**Extracted material**
☆ ☆ ☆ ☆ ☆
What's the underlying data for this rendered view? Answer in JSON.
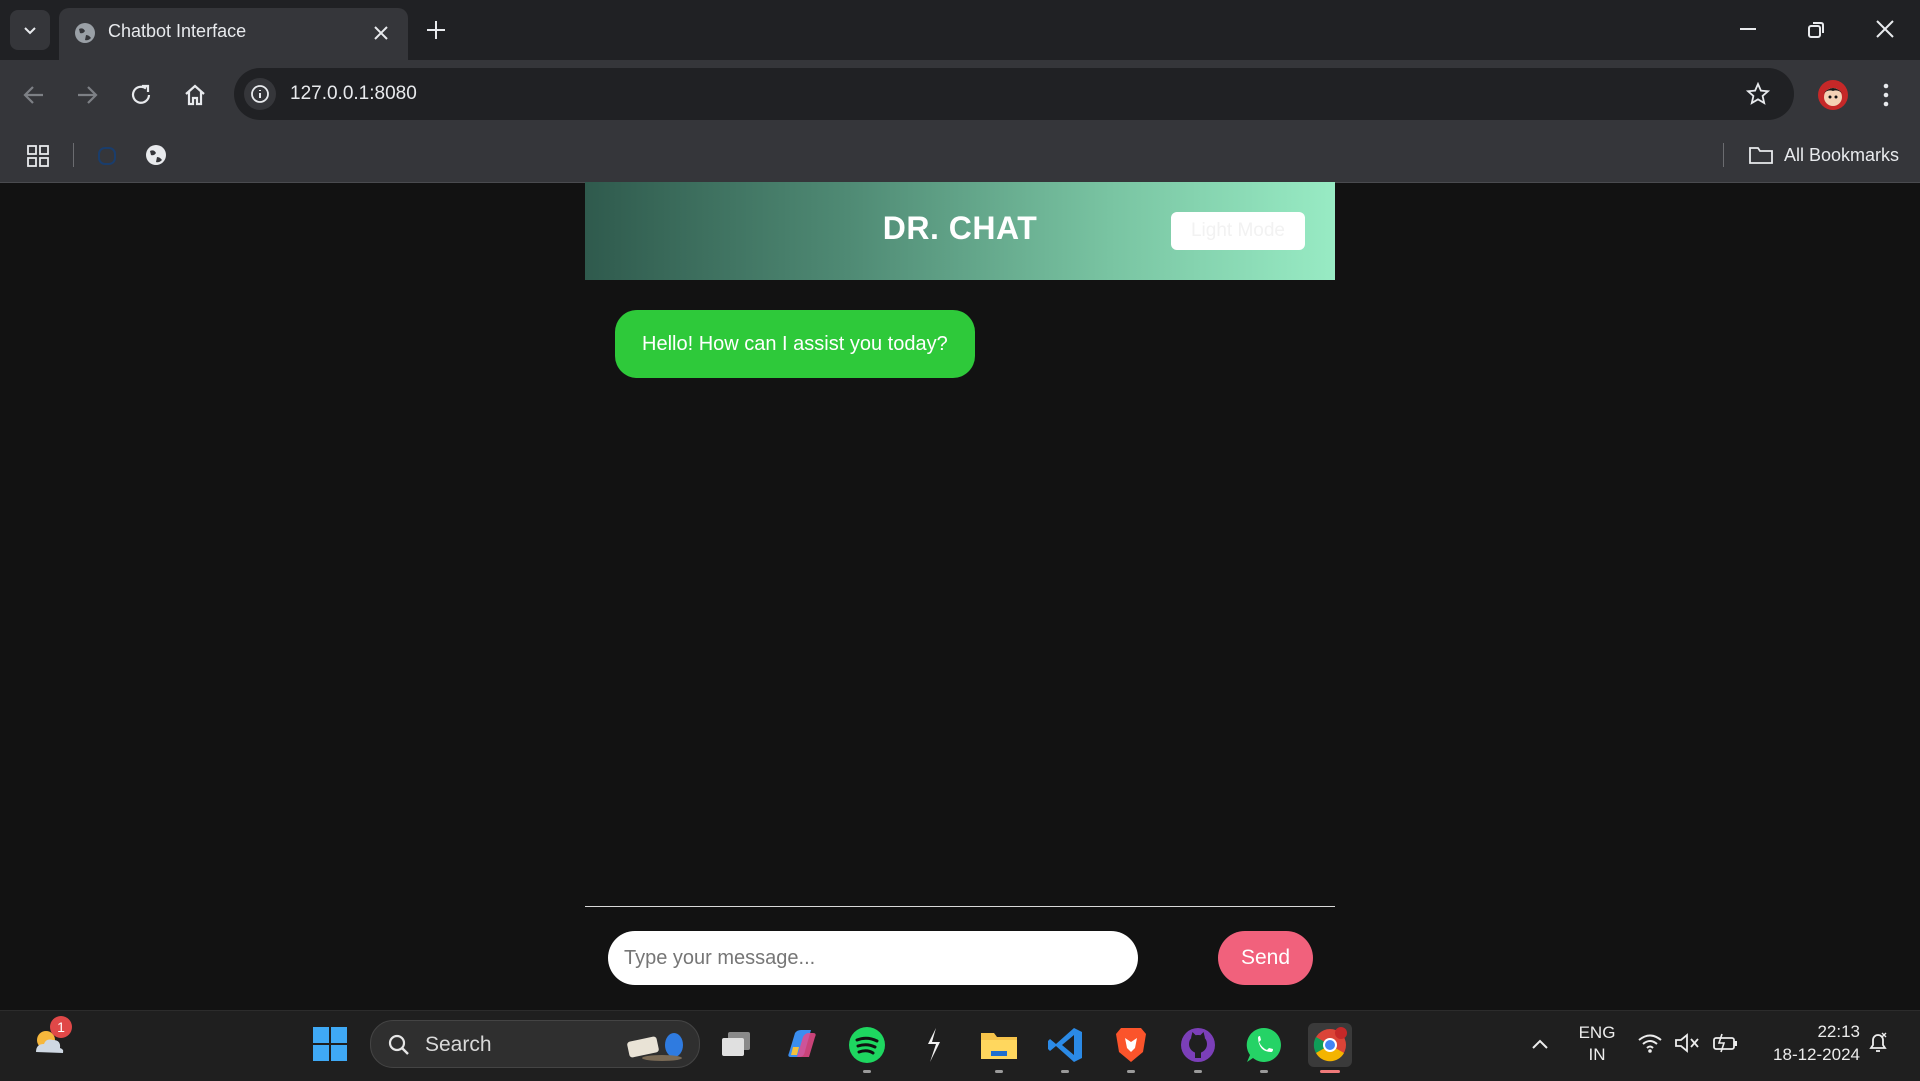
{
  "browser": {
    "tab": {
      "title": "Chatbot Interface"
    },
    "address_bar": {
      "url": "127.0.0.1:8080"
    },
    "bookmarks_bar": {
      "all_bookmarks_label": "All Bookmarks"
    },
    "icons": [
      "tab-list-icon",
      "globe-icon",
      "close-icon",
      "plus-icon",
      "minimize-icon",
      "restore-icon",
      "back-icon",
      "forward-icon",
      "reload-icon",
      "home-icon",
      "info-icon",
      "star-icon",
      "profile-avatar",
      "more-icon",
      "apps-icon",
      "folder-icon"
    ]
  },
  "app": {
    "header": {
      "title": "DR. CHAT",
      "theme_toggle_label": "Light Mode",
      "gradient_start": "#2f5a4d",
      "gradient_end": "#98ebc4"
    },
    "messages": [
      {
        "sender": "bot",
        "text": "Hello! How can I assist you today?",
        "bubble_color": "#2ec93a"
      }
    ],
    "composer": {
      "placeholder": "Type your message...",
      "value": "",
      "send_label": "Send",
      "send_color": "#f1617c"
    }
  },
  "taskbar": {
    "weather_badge": "1",
    "search_label": "Search",
    "pinned_apps": [
      "task-view",
      "copilot",
      "spotify",
      "cursor-app",
      "file-explorer",
      "vscode",
      "brave",
      "github-desktop",
      "whatsapp",
      "chrome"
    ],
    "language": {
      "line1": "ENG",
      "line2": "IN"
    },
    "clock": {
      "time": "22:13",
      "date": "18-12-2024"
    }
  }
}
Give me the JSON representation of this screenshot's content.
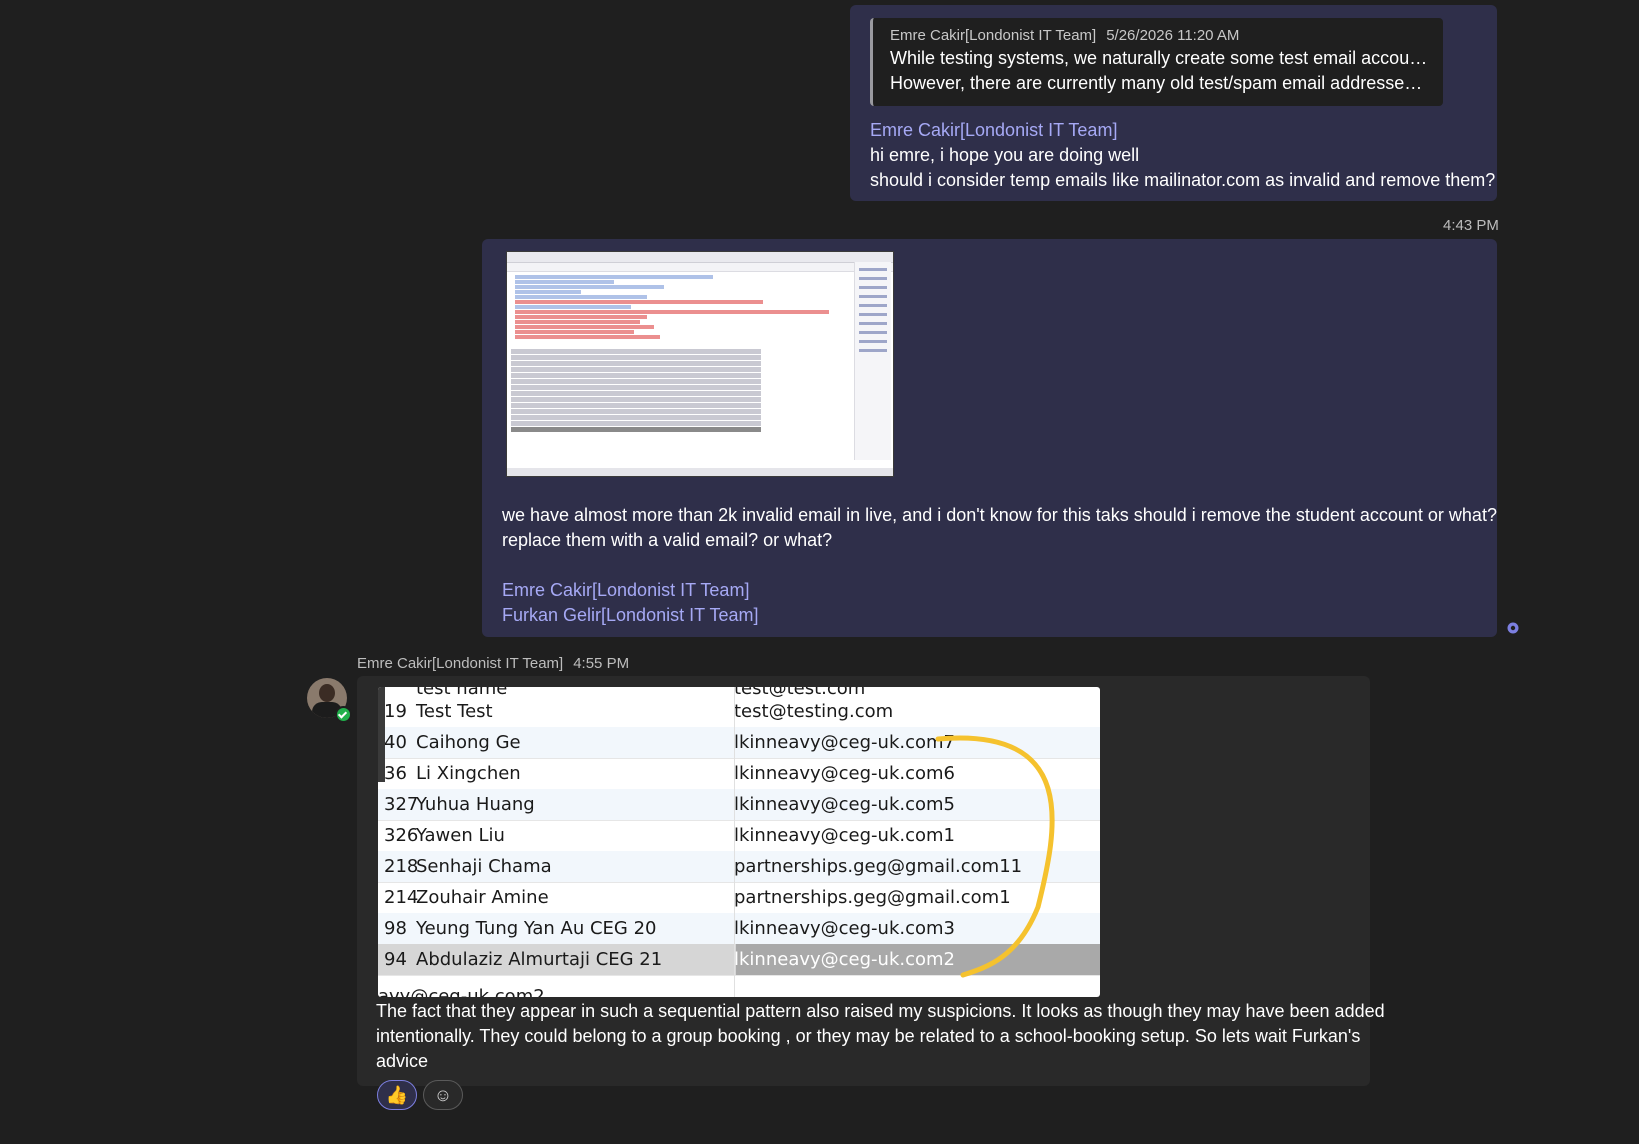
{
  "message1": {
    "quote": {
      "author": "Emre Cakir[Londonist IT Team]",
      "time": "5/26/2026 11:20 AM",
      "line1": "While testing systems, we naturally create some test email accounts.",
      "line2": "However, there are currently many old test/spam email addresses lef..."
    },
    "mention": "Emre Cakir[Londonist IT Team]",
    "line1": "hi emre, i hope you are doing well",
    "line2": "should i consider temp emails like mailinator.com as invalid and remove them?"
  },
  "message2": {
    "timestamp": "4:43 PM",
    "line1": "we have almost more than 2k invalid email in live, and i don't know for this taks should i remove the student account or what?",
    "line2": "replace them with a valid email? or what?",
    "mention1": "Emre Cakir[Londonist IT Team]",
    "mention2": "Furkan Gelir[Londonist IT Team]"
  },
  "message3": {
    "author": "Emre Cakir[Londonist IT Team]",
    "time": "4:55 PM",
    "screenshot": {
      "top_clip_name": "test name",
      "top_clip_email": "test@test.com",
      "rows": [
        {
          "id": "19",
          "name": "Test Test",
          "email": "test@testing.com"
        },
        {
          "id": "40",
          "name": "Caihong Ge",
          "email": "lkinneavy@ceg-uk.com7"
        },
        {
          "id": "36",
          "name": "Li Xingchen",
          "email": "lkinneavy@ceg-uk.com6"
        },
        {
          "id": "327",
          "name": "Yuhua Huang",
          "email": "lkinneavy@ceg-uk.com5"
        },
        {
          "id": "326",
          "name": "Yawen Liu",
          "email": "lkinneavy@ceg-uk.com1"
        },
        {
          "id": "218",
          "name": "Senhaji Chama",
          "email": "partnerships.geg@gmail.com11"
        },
        {
          "id": "214",
          "name": "Zouhair Amine",
          "email": "partnerships.geg@gmail.com1"
        },
        {
          "id": "98",
          "name": "Yeung Tung Yan Au CEG 20",
          "email": "lkinneavy@ceg-uk.com3"
        },
        {
          "id": "94",
          "name": "Abdulaziz Almurtaji CEG 21",
          "email": "lkinneavy@ceg-uk.com2"
        }
      ],
      "bottom_clip": "avy@ceg-uk.com2"
    },
    "line1": "The fact that they appear in such a sequential pattern also raised my suspicions. It looks as though they may have been added",
    "line2": "intentionally. They could belong to a group booking , or they may be related to a school-booking setup. So lets wait Furkan's",
    "line3": "advice"
  },
  "reactions": {
    "like_icon": "👍",
    "add_icon": "☺"
  },
  "colors": {
    "background": "#1f1f1f",
    "outgoing_bubble": "#2f2f4a",
    "incoming_bubble": "#292929",
    "mention": "#a6a9f5",
    "annotation": "#f5c22e"
  }
}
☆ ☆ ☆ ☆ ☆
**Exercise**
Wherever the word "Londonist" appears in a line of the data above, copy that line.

**Answer to this exercise**
      "author": "Emre Cakir[Londonist IT Team]",
    "mention": "Emre Cakir[Londonist IT Team]",
    "mention1": "Emre Cakir[Londonist IT Team]",
    "mention2": "Furkan Gelir[Londonist IT Team]"
    "author": "Emre Cakir[Londonist IT Team]",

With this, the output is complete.